__EXERCISE DIRECTIONS__
Give the records again in full, exactly as they are.

───── DATASET ENTRIES

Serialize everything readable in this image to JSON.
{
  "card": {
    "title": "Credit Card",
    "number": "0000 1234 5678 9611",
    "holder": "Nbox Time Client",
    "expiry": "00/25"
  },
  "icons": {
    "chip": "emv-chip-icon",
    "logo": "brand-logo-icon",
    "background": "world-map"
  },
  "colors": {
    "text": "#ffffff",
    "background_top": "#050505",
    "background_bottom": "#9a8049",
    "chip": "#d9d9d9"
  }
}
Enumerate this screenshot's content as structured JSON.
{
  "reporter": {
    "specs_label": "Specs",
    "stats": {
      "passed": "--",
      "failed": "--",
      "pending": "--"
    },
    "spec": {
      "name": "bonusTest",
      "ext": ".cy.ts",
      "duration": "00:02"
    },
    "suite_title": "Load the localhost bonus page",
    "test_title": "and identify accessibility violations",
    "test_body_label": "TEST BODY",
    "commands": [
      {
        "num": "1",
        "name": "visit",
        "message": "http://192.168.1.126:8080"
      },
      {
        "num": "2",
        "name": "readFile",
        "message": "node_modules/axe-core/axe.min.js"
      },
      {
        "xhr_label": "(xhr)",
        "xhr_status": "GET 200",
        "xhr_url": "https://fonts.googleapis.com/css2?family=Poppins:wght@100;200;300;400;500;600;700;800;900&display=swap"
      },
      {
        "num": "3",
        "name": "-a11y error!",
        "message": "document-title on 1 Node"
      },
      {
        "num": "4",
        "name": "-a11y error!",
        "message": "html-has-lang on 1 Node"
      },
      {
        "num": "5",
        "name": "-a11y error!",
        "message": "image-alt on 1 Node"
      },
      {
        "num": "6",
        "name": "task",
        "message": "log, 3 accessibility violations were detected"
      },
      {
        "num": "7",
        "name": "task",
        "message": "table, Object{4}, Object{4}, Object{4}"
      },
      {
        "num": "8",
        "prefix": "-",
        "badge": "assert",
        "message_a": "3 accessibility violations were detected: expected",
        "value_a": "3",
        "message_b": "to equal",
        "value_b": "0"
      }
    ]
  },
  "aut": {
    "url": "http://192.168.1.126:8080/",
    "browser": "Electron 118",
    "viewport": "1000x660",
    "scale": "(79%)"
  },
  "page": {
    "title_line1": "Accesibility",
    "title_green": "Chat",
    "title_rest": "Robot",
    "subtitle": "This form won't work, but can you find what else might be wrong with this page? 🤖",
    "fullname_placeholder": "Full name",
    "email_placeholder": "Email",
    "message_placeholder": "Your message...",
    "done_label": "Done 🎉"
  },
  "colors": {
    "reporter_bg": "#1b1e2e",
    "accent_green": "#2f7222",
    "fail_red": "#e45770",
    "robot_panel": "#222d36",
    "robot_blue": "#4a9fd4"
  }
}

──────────

__COMPLETED EXERCISE__
Serialize everything readable in this image to JSON.
{
  "card": {
    "title": "Credit Card",
    "number": "0000 1234 5678 9611",
    "holder": "Nbox Time Client",
    "expiry": "00/25"
  },
  "icons": {
    "chip": "emv-chip-icon",
    "logo": "brand-logo-icon",
    "background": "world-map"
  },
  "colors": {
    "text": "#ffffff",
    "background_top": "#050505",
    "background_bottom": "#9a8049",
    "chip": "#d9d9d9"
  }
}
Enumerate this screenshot's content as structured JSON.
{
  "reporter": {
    "specs_label": "Specs",
    "stats": {
      "passed": "--",
      "failed": "--",
      "pending": "--"
    },
    "spec": {
      "name": "bonusTest",
      "ext": ".cy.ts",
      "duration": "00:02"
    },
    "suite_title": "Load the localhost bonus page",
    "test_title": "and identify accessibility violations",
    "test_body_label": "TEST BODY",
    "commands": [
      {
        "num": "1",
        "name": "visit",
        "message": "http://192.168.1.126:8080"
      },
      {
        "num": "2",
        "name": "readFile",
        "message": "node_modules/axe-core/axe.min.js"
      },
      {
        "xhr_label": "(xhr)",
        "xhr_status": "GET 200",
        "xhr_url": "https://fonts.googleapis.com/css2?family=Poppins:wght@100;200;300;400;500;600;700;800;900&display=swap"
      },
      {
        "num": "3",
        "name": "-a11y error!",
        "message": "document-title on 1 Node"
      },
      {
        "num": "4",
        "name": "-a11y error!",
        "message": "html-has-lang on 1 Node"
      },
      {
        "num": "5",
        "name": "-a11y error!",
        "message": "image-alt on 1 Node"
      },
      {
        "num": "6",
        "name": "task",
        "message": "log, 3 accessibility violations were detected"
      },
      {
        "num": "7",
        "name": "task",
        "message": "table, Object{4}, Object{4}, Object{4}"
      },
      {
        "num": "8",
        "prefix": "-",
        "badge": "assert",
        "message_a": "3 accessibility violations were detected: expected",
        "value_a": "3",
        "message_b": "to equal",
        "value_b": "0"
      }
    ]
  },
  "aut": {
    "url": "http://192.168.1.126:8080/",
    "browser": "Electron 118",
    "viewport": "1000x660",
    "scale": "(79%)"
  },
  "page": {
    "title_line1": "Accesibility",
    "title_green": "Chat",
    "title_rest": "Robot",
    "subtitle": "This form won't work, but can you find what else might be wrong with this page? 🤖",
    "fullname_placeholder": "Full name",
    "email_placeholder": "Email",
    "message_placeholder": "Your message...",
    "done_label": "Done 🎉"
  },
  "colors": {
    "reporter_bg": "#1b1e2e",
    "accent_green": "#2f7222",
    "fail_red": "#e45770",
    "robot_panel": "#222d36",
    "robot_blue": "#4a9fd4"
  }
}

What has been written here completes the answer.